For Palo Alto's bicyclists and drivers, the bustling stretch of Embarcadero Road near El Camino Real isn't just a shared commuter artery. It's also a shared source of frustration.
The segment between El Camino and Emerson Street has three traffic lights virtually next to each other, a setup that for years has helped exacerbate the traffic jams in the area. Moving east from Stanford University, the two eastbound lanes of Embarcadero merge into one as the street dips under the Caltrain overpass, forcing bicyclists to either navigate through narrow and heavily congested lanes or to take the sidewalk.
Drivers chronically complain about the long wait times while bicyclists have been urging the city to improve conditions in this central corridor, which goes past Palo Alto High School and Town & Country Village.
On Monday night, the council signaled its intent to do just that when it approved a dramatic revamp for the intersection of Embarcadero and El Camino and to pursue a slew of bike improvements in the area.

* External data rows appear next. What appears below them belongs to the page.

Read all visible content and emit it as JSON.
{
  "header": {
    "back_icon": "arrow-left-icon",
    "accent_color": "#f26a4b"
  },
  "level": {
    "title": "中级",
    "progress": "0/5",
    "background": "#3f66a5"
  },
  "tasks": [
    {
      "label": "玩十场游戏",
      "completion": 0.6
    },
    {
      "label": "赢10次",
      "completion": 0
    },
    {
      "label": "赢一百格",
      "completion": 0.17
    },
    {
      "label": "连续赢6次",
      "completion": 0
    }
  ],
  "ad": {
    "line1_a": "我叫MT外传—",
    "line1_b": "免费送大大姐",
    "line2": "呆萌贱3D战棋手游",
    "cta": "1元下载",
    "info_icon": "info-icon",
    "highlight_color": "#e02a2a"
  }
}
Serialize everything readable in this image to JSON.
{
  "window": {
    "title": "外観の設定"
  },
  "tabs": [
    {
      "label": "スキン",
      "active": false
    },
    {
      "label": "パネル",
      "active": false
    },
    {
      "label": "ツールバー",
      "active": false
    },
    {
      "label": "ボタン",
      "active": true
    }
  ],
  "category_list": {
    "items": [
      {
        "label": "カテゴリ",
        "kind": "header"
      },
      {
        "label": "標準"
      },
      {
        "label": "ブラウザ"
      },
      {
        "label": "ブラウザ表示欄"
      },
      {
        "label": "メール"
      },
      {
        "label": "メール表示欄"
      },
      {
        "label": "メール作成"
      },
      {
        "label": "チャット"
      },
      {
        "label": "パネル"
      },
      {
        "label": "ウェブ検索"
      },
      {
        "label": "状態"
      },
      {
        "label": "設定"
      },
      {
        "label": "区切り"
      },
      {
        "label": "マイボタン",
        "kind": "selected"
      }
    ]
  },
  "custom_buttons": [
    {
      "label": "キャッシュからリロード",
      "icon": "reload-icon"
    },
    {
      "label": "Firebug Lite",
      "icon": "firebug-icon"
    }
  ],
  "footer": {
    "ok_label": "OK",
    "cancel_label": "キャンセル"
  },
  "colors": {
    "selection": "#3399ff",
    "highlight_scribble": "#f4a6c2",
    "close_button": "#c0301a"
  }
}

Once completed, the intersection will include protected raised bikeways for bicyclists going in all four directions (what's known as a "Dutch-style intersection"). New bikeways will also be constructed and separated from the driving lanes on both sides of Embarcadero, between El Camino and Emerson.
The goals of the $2.4 million project, according to Joshuah Mello, the city's chief transportation officer, are to improve traffic operations and boost bike safety and comfort. But after debating several alternatives, the council chose the plan that gave a significant preference to the latter over the former. That's because in accepting the alternative with the two separated bikeways, the council rejected a separate alternative that would have added new right-turn lanes near both the Trader Joe's driveway and El Camino. That proposal, however, would have created a single two-way bikeway along the south side of Embarcadero.
The proposal with a single bikeway had one distinct advantage. By adding capacity for cars, it promised to alleviate some of the congestion at the intersection and cut down on the delay time for motorists. Several council members, including Vice Mayor Greg Scharff and Councilman Tom DuBois, supported moving forward with this design, citing its benefits to all parties.
Scharff made a case for what's known as "Option Two," but noting that he's been hearing complaints from the community for years about the need to make traffic improvements on Embarcadero. The second option, which includes a single two-way bikeway, takes care of both drivers and bicyclists, he said.
"Option Two makes so much more sense in terms of keeping it balanced and really solving the problem the community asked us to solve when we started looking at Embarcadero," Scharff said.
DuBois agreed and said the second option would improve the street "for everybody."
"Compared to many other places in town, this is actually a place where we can improve the flow for all modes of transportation," DuBois said. "We should take advantage of it."
Yet the council ultimately voted 5-4, with Scharff, DuBois, Greg Schmid and Karen Holman dissenting, to move ahead with "Option One," which makes things considerably safer for bicyclists, but does not create new driving lanes. As such, it would not increase capacity for motor vehicles.
The council's razor-thin vote followed a unanimous recommendation from the Planning and Transportation Commission in favor of the first option. As Commissioner Asher Waldfogel explained Monday, the commission thought "the advantage for cyclists in Option One outweighed the advantage to vehicular traffic in Option Two."
The design also benefited from an endorsement from the Palo Alto Bicycle Advisory Committee, though the citizens group initially favored the second alternative.
Robert Neff, who chairs the committee, said the committee's experienced bicyclists initially felt that having a regular bike lane on one side and a two-way bikeway on the other would work just fine. But they later realized that riders who are less experienced would likely appreciate better protection from traffic.
"Having the two separate bike lanes on normal sides of the street seemed like it would appeal to a lot more bicyclists," Neff said.
The council's majority ultimately agreed, with Mayor Pat Burt making the case for the first option. He noted that nearly all letters that the council has received from the public favored this option. Burt called the proposed project a "real breakthrough," and predicted that it would make biking the fastest mode for going to Paly, Town & Country and Stanford.
He also pointed out that as more people switch to bikes, remaining motorists will benefit from reduced congestion and more parking. As for drivers' concerns, Burt noted that the city is now going through a two-phased traffic-signalization project that is expected to create a smoother traffic flow for all parties.
"On top of that, this is not just about improved efficiency and mode share; it's about bike safety," Burt said. "The issue of whether we're going to have a safer alternative here really does matter. Both of these improve bike safety significantly over what we currently have, but alternative one is the safer mode and that should matter a lot."